» **WHAT THE TASK ASKS**
In the material below, find every line containing "Layanan" and copy that line.

Start of GIVEN DATA

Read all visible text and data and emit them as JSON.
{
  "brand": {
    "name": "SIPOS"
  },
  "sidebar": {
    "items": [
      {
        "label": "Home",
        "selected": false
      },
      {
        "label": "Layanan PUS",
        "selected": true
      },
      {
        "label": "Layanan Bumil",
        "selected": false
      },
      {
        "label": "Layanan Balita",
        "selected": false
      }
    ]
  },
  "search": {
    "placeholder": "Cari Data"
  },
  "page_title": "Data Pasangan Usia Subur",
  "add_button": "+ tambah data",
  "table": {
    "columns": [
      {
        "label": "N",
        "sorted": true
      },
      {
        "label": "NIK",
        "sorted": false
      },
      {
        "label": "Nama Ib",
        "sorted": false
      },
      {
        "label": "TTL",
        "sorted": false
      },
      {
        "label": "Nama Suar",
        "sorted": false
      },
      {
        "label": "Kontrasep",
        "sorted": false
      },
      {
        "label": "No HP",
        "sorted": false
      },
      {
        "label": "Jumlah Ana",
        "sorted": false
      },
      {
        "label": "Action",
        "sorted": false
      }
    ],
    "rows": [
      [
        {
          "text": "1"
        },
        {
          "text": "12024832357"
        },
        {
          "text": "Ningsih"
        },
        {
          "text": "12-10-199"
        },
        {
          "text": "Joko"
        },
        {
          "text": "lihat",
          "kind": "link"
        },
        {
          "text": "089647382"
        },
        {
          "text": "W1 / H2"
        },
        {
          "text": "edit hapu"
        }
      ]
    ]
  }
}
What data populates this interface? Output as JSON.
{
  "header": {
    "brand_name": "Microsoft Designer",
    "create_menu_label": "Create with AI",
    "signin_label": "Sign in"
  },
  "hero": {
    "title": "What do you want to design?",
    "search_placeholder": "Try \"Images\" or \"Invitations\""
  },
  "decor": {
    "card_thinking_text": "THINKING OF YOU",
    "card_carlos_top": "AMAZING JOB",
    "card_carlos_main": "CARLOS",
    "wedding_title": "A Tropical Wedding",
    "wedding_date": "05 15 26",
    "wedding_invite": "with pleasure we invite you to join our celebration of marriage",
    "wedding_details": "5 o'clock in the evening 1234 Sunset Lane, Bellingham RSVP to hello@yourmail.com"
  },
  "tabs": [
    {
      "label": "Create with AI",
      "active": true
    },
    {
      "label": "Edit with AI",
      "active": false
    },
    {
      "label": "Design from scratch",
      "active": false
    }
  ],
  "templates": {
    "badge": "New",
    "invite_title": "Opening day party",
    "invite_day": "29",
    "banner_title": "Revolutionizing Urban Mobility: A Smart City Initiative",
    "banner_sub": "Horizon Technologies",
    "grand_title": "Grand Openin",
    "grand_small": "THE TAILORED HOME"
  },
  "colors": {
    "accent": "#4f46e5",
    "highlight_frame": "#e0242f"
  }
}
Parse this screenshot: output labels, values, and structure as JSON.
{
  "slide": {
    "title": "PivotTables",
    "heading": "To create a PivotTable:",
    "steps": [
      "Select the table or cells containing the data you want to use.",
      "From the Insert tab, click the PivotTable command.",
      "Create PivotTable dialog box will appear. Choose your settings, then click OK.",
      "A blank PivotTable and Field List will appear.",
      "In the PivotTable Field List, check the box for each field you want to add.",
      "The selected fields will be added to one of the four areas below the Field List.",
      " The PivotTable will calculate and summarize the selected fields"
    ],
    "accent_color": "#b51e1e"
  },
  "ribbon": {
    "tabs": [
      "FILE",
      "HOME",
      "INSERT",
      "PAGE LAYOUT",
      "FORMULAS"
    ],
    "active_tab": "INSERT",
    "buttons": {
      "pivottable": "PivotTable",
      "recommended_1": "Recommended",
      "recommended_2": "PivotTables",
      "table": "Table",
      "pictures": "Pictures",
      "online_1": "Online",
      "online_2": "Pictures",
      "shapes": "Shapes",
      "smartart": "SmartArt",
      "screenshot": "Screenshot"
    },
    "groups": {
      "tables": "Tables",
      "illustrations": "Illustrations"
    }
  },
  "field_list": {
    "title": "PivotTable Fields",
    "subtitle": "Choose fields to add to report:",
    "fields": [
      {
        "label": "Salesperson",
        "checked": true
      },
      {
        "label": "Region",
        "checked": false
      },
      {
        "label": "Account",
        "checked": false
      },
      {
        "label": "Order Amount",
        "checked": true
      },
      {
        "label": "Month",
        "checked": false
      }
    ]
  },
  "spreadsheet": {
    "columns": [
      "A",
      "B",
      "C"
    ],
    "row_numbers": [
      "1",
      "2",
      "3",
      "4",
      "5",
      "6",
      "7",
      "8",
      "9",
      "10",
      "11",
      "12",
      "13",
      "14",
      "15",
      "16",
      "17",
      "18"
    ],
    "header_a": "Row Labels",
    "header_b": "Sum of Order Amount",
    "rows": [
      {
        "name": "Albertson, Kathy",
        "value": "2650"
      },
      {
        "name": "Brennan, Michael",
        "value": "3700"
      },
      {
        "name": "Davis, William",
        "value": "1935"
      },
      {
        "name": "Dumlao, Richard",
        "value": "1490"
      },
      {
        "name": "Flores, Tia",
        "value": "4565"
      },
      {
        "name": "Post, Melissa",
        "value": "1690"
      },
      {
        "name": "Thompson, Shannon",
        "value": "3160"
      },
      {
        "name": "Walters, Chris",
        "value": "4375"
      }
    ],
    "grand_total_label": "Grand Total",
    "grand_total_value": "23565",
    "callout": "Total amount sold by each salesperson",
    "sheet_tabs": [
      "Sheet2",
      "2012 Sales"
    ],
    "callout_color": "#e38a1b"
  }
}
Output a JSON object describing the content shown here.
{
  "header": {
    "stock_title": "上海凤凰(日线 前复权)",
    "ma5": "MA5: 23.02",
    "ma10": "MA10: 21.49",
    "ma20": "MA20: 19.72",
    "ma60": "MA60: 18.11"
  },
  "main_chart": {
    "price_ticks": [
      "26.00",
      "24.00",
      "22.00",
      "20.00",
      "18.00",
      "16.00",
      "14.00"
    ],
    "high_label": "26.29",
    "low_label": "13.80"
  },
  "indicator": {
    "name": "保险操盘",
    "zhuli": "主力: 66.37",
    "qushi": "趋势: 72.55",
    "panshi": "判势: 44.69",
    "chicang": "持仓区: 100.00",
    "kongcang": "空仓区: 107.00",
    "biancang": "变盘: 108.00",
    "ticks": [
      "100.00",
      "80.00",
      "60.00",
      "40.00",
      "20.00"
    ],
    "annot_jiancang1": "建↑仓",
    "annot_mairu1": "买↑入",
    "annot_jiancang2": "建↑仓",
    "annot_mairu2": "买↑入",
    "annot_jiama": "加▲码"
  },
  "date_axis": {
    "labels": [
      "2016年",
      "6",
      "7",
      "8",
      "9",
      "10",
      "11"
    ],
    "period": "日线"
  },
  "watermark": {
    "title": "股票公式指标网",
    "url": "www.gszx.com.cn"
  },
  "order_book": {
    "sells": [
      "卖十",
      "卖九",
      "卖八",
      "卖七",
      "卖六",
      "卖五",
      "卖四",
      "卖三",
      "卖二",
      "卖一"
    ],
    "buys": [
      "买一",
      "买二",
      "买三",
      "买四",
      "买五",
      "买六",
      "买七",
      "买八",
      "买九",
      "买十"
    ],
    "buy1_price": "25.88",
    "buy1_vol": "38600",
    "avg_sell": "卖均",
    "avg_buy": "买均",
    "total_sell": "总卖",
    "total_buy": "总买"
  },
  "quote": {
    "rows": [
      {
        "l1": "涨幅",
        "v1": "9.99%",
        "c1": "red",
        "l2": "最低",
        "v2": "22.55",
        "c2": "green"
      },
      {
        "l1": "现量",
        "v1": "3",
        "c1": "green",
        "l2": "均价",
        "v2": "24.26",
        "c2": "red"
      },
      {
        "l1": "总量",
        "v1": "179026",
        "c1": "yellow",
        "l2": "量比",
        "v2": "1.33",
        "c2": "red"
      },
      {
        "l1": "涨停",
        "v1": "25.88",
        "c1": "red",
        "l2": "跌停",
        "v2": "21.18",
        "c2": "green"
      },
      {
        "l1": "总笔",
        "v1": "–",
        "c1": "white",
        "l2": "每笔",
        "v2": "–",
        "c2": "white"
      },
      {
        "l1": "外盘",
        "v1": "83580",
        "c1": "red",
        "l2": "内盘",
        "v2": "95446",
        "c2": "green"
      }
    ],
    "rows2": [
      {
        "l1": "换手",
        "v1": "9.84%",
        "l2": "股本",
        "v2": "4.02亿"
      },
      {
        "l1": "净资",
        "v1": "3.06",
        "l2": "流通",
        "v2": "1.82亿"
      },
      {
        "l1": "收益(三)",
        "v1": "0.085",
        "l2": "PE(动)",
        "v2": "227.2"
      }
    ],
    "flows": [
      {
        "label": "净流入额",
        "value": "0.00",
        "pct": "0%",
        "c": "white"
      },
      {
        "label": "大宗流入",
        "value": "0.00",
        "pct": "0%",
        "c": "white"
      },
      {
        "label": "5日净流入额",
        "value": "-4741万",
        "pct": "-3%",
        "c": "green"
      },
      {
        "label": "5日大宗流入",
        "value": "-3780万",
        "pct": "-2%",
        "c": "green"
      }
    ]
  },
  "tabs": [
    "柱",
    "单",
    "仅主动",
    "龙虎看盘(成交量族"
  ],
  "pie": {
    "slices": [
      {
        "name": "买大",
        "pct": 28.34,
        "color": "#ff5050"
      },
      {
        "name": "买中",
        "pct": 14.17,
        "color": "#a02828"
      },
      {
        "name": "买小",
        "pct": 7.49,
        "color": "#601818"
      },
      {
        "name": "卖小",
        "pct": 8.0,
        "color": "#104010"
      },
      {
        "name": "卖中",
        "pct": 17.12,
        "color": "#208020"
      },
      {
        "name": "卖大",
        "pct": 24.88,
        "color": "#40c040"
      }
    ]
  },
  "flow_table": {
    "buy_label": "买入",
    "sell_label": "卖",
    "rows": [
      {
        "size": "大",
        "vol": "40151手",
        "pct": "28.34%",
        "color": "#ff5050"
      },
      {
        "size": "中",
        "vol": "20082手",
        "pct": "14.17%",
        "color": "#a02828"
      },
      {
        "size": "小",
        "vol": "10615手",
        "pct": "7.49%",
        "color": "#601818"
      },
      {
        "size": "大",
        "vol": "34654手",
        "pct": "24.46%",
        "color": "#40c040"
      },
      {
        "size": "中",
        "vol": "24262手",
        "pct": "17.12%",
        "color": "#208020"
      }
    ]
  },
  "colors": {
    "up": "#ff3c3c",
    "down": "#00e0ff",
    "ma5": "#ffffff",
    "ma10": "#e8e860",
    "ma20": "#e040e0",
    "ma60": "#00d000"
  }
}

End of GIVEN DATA

» **REPLY TO THE EXERCISE**
        "label": "Layanan PUS",
        "label": "Layanan Bumil",
        "label": "Layanan Balita",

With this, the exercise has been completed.